It's two days before yet another deadline for getting the Northern Ireland peace process back in gear. The parties that must come to terms, Protestant unionists and Catholic republicans, are still at odds over the key issue of disarming the forces that have played out the province's long, sad history of violence.
Most people on both sides of the conflict are ready to bring down the curtain on that history. The Good Friday agreement, concluded last year, was hailed as the irreversible beginning of reconciliation and peace. But in the months since, tensions have flared. The British and Irish governments have doused the flare-ups, and are now working furiously to make Thursday's deadline the final one.
At issue is whether the Irish Republican Army, affiliated with the Sinn Fein party that will take part in the newly formed Northern Irish governing bodies, must give up at least some of its arms before those bodies can spring into motion.
The best solution would be cooperation from Sinn Fein and the IRA in starting the process of disarming now. The cloud of violence has to be dispelled, and that would be the best way to do it. But the best solution has been elusive, and thus a compromise: Let the parties take their governmental seats with a firm commitment from the republican side to begin handing over IRA weapons in accord with a schedule set by a disarmament commission headed by Canadian Gen. John de Chastelain. The onus would then be on Sinn Fein and the IRA to demonstrate good faith.
Unionist hard-liners are leery of this deal, which is championed by London and Dublin. They want to see the weapons now - and they're in the midst of the highly emotional Protestant marching season.
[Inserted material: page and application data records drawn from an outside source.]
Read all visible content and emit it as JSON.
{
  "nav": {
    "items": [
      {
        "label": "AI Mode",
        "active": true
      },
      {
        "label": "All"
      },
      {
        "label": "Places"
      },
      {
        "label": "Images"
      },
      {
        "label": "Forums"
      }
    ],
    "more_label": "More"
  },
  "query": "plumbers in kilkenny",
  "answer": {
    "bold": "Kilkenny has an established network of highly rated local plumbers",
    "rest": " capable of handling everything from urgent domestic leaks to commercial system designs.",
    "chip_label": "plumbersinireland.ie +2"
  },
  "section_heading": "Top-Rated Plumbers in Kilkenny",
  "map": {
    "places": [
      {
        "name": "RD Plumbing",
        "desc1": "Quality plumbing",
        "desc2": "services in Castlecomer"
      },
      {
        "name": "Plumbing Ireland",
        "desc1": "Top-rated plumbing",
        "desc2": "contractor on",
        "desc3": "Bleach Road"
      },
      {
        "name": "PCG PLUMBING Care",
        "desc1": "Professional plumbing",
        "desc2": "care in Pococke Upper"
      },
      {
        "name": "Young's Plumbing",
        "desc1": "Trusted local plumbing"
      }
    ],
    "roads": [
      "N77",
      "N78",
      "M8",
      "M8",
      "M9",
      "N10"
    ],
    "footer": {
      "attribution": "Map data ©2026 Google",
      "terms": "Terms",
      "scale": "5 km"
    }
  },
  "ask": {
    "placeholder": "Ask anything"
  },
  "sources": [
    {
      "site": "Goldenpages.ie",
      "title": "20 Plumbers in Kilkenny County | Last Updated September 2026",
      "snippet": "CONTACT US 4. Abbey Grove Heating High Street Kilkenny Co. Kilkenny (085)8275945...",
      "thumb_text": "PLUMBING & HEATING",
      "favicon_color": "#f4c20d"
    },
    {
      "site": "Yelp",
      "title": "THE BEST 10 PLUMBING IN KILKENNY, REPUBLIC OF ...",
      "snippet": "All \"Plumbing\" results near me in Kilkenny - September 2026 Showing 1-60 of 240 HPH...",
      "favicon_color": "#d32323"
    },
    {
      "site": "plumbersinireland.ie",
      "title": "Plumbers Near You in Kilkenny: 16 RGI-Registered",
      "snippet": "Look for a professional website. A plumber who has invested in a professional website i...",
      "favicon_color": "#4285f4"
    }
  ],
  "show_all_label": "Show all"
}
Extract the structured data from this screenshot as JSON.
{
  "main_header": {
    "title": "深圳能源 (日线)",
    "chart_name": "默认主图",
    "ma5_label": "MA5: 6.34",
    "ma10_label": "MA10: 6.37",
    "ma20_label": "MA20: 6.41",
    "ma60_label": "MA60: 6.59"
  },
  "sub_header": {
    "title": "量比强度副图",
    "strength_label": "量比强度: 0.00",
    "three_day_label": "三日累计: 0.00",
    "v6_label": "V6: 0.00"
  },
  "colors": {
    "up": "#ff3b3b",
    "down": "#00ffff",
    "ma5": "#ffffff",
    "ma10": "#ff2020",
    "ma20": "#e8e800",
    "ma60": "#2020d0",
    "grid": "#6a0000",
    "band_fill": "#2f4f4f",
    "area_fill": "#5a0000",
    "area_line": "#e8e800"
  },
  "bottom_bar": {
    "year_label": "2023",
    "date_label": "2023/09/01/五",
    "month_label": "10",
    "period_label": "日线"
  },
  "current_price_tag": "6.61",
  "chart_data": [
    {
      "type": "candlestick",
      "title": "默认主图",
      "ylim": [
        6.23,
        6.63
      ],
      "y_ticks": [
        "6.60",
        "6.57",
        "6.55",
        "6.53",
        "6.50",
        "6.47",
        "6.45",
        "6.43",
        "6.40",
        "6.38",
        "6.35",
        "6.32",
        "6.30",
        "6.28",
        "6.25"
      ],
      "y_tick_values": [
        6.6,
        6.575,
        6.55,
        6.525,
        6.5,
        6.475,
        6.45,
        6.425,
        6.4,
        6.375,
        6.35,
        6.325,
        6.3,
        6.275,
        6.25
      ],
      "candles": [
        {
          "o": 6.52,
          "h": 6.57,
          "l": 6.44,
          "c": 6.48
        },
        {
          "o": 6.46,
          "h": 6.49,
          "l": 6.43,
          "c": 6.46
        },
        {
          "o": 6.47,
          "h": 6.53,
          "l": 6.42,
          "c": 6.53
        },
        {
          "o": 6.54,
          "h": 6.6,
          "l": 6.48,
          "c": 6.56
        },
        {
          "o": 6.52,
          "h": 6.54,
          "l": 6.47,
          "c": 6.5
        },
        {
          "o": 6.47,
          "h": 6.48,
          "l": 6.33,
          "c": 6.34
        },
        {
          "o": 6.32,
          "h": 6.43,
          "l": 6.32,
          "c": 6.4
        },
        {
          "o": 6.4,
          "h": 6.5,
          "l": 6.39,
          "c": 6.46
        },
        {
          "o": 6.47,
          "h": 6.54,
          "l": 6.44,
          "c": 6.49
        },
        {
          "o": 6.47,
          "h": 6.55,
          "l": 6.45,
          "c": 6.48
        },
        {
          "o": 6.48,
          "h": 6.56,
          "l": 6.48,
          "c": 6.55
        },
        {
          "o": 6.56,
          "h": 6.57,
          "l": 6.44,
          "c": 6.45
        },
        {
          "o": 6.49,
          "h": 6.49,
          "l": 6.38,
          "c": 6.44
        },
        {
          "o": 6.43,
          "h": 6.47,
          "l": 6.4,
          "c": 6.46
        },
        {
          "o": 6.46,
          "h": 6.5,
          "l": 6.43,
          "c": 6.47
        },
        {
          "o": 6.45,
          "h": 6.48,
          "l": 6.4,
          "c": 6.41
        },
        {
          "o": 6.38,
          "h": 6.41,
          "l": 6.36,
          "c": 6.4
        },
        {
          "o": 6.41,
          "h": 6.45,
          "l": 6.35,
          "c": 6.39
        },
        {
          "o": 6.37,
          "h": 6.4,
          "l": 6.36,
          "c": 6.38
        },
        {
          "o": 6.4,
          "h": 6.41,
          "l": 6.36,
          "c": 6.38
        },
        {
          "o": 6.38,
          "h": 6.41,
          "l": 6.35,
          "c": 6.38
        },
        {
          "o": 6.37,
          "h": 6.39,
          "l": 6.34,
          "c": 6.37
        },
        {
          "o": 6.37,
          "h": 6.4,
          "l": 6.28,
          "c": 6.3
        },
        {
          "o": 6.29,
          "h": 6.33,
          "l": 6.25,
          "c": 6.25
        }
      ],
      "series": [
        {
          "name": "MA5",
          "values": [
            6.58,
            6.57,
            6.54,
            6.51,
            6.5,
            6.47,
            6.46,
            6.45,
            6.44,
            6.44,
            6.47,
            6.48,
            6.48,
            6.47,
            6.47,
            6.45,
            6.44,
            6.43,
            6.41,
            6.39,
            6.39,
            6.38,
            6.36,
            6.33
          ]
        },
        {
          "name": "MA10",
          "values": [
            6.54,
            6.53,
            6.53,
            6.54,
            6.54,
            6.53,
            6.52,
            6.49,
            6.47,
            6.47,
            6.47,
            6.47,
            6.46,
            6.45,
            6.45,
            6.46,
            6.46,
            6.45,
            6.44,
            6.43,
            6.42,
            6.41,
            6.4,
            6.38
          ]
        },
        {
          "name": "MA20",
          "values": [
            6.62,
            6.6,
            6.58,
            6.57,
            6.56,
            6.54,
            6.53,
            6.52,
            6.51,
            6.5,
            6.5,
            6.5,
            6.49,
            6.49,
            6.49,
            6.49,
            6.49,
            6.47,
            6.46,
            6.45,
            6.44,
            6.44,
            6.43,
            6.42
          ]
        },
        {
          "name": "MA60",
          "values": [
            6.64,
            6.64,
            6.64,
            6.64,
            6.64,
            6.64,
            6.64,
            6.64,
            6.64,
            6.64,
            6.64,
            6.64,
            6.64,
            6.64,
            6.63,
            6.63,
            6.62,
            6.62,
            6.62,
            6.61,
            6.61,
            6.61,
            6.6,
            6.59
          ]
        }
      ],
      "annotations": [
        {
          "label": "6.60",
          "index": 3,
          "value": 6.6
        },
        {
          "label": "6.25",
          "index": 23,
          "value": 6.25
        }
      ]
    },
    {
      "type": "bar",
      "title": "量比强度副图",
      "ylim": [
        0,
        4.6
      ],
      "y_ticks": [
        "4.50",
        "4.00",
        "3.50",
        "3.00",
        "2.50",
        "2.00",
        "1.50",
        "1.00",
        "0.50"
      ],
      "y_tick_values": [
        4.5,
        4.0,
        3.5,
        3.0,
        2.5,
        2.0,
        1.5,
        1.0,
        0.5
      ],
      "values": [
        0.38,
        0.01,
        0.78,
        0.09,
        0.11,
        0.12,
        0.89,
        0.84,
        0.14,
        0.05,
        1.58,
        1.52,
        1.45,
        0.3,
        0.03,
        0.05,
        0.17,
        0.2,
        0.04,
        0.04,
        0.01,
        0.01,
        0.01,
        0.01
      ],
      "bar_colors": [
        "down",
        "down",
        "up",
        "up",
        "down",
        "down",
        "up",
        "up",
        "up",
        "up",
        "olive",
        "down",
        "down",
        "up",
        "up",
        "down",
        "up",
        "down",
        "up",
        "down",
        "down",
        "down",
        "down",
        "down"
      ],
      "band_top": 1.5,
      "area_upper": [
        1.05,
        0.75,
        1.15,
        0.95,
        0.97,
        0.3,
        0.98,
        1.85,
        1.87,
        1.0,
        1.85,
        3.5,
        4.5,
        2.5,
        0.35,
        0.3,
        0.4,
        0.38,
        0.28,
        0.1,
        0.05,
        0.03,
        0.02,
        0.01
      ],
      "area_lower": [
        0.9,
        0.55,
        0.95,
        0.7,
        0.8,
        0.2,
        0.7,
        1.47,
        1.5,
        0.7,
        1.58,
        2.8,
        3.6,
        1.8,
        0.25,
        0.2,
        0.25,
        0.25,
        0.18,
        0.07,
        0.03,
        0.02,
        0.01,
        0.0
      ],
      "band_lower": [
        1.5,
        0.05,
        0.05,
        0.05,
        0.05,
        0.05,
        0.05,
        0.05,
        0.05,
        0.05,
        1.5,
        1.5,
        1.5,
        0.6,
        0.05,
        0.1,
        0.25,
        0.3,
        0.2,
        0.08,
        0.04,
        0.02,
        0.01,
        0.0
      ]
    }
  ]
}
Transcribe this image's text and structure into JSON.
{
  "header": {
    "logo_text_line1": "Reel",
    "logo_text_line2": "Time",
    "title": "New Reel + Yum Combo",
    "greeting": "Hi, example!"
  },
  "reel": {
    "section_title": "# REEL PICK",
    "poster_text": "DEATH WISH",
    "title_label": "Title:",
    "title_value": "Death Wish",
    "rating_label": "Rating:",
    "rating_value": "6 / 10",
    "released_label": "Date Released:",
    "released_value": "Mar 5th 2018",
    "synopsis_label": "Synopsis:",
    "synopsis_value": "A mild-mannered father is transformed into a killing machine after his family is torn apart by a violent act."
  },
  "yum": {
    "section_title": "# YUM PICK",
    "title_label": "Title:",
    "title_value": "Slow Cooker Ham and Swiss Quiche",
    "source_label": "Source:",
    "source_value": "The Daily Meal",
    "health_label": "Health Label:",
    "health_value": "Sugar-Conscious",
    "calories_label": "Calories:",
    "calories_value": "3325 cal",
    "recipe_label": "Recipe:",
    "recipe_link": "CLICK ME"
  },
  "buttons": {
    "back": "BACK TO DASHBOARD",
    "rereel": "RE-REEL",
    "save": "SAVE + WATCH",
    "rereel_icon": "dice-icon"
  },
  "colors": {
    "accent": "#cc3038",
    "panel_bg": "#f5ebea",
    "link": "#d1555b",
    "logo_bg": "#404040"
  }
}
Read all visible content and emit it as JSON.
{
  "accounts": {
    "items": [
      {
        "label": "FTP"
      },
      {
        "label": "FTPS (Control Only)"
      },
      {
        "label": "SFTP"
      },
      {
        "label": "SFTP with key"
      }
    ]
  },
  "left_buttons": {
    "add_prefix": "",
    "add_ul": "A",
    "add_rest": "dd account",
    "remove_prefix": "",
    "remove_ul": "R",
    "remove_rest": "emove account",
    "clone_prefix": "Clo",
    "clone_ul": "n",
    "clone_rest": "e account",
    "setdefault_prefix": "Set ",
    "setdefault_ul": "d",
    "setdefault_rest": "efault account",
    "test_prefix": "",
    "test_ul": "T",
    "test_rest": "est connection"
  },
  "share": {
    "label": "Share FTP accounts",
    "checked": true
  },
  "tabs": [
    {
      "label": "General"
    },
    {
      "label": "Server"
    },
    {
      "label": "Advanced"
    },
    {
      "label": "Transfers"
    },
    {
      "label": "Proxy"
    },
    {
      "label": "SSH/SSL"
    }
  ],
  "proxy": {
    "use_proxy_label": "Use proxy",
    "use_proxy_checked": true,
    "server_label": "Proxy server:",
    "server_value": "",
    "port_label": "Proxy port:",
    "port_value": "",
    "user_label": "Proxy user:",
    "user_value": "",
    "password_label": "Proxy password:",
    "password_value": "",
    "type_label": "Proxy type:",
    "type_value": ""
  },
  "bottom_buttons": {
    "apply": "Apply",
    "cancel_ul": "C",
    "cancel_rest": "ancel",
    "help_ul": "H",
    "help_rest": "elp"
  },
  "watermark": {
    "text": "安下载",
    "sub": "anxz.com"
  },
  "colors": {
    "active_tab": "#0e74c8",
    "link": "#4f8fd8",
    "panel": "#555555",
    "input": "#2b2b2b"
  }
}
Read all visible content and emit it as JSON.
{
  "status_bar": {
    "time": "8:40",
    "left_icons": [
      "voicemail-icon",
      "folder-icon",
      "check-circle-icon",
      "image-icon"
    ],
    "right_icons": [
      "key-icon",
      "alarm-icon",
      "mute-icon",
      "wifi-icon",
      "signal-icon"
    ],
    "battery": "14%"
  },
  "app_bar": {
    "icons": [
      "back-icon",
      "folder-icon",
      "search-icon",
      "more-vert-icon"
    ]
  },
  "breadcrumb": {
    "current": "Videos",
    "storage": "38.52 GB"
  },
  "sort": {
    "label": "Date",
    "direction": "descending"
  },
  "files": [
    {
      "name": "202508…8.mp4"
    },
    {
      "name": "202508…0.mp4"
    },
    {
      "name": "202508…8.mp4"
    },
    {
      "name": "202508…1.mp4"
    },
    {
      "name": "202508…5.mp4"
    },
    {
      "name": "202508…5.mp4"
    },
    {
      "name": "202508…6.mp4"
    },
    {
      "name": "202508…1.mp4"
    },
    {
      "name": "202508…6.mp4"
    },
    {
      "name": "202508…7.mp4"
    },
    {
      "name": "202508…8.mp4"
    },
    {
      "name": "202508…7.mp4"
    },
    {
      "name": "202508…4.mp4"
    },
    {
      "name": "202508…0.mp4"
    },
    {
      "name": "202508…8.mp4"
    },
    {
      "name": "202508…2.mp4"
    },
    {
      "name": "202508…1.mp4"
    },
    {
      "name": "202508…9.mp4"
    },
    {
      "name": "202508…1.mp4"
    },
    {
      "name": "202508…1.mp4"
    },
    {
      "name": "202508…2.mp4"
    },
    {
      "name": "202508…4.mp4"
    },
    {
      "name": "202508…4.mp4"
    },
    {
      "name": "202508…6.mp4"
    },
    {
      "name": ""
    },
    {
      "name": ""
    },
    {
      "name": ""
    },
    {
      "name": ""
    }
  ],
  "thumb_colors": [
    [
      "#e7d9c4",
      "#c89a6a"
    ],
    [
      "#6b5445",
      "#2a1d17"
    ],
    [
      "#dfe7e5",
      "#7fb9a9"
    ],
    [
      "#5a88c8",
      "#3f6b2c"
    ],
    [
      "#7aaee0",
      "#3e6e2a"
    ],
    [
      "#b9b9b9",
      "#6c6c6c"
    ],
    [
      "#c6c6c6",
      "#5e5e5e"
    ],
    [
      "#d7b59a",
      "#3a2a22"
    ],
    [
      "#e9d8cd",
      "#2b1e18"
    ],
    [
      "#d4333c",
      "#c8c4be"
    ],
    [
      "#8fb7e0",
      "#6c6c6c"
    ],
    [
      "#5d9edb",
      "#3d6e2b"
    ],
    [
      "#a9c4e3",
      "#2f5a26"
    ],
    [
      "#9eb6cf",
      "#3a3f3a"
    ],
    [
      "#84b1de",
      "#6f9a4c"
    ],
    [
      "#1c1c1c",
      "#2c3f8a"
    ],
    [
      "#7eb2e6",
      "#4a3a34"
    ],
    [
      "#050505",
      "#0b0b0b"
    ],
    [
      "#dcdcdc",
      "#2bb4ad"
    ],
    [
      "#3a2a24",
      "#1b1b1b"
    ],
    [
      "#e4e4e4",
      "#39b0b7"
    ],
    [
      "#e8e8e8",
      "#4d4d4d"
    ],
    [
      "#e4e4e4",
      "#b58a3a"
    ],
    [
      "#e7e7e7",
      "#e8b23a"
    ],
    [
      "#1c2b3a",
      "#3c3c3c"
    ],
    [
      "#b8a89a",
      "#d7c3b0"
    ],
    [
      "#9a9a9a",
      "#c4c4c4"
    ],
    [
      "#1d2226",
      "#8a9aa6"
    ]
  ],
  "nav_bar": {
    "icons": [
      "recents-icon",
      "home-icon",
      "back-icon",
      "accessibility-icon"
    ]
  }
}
But reason, not emotion, must rule. The well-being of all Northern Ireland's people rests on moving forward toward real peace. The compromise should be seized.